A telling article in “The Hill” this week provides hard data on the tendency of voters to make decisions based on their party allegiance. Though most of us claim objectivity, Mark Mellman cites studies that indicate quite the opposite. In blind tests, respondents reacted differently to identical proposals as a result of whether they were identified as Republican or Democratic policies.
“Thus,” Mellman writes, “policy positions were not driving partisanship, but rather partisanship was driving policy positions. Partisanship was helping determine what voters thought was right.”
In “Partisanship: A Powerful Drug,” Mellman argues that it is not only opinions that are shaped by one’s party affiliaion, but also determination of facts. Both Democrats and Republicans are guilty of this type of hyper-subjectivity. In the age of “fake news” and “alternative facts” it is becoming more difficult to communicate on issues because we cannot even agree on the circumstances and events that surround them.
Toward the end of the article, Mellman questions whether people’s perspectives are truly distorted by their politics, or whether they are willfully distorting facts in order to further their ideological agenda. In other words, is it that we are not able to see clearly, or we are not willing to clearly report what we have seen if it is not in keeping with how we would like it to look?
Either way, the metaphor of narcotics is fitting in that our our ability to communicate is severely hampered, and this partisan polarization is becoming an increasing hazard to the healthy functioning of our society.

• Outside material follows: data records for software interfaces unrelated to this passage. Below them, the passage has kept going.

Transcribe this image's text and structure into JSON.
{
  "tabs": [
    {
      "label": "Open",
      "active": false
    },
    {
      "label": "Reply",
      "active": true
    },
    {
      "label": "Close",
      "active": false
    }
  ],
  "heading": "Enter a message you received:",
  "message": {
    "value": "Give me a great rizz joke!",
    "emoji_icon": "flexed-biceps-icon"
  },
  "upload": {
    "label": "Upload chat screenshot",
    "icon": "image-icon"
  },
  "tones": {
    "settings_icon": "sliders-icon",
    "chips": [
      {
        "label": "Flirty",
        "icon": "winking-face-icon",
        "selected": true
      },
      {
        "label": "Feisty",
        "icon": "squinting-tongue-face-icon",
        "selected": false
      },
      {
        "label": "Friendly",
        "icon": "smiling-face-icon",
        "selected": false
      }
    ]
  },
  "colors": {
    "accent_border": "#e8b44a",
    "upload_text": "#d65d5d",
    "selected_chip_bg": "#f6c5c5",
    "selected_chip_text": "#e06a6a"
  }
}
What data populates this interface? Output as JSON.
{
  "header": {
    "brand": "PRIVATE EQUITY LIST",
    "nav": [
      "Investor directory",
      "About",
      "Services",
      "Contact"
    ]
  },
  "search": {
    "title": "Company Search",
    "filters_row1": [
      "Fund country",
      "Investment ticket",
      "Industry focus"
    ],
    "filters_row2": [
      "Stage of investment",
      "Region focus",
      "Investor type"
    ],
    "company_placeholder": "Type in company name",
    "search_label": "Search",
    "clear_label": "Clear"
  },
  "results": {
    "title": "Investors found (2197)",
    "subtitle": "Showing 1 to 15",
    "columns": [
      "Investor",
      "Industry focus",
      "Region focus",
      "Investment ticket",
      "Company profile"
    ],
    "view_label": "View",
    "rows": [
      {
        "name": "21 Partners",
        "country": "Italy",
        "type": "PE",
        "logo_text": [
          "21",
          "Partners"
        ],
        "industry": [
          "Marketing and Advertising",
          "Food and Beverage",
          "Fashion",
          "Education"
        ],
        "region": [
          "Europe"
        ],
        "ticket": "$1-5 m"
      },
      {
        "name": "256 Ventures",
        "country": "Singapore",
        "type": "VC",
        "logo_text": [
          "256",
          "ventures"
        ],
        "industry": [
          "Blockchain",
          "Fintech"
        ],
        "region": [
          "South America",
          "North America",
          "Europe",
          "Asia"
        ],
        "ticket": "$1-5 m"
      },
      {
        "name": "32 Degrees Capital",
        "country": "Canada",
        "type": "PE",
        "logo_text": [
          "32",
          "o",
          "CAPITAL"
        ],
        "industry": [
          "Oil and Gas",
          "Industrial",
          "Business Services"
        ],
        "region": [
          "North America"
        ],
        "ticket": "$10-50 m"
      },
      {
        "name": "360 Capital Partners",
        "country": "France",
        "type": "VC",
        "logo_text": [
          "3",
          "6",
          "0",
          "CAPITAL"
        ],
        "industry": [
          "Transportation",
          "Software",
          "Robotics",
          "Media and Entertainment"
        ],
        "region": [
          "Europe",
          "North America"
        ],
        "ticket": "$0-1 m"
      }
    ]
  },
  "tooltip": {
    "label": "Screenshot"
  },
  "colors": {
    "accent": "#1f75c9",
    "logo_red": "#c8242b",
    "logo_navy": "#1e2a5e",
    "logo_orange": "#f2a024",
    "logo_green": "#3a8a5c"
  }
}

To read the article, click here or the photo above.
Marc Erlbaum, Contributor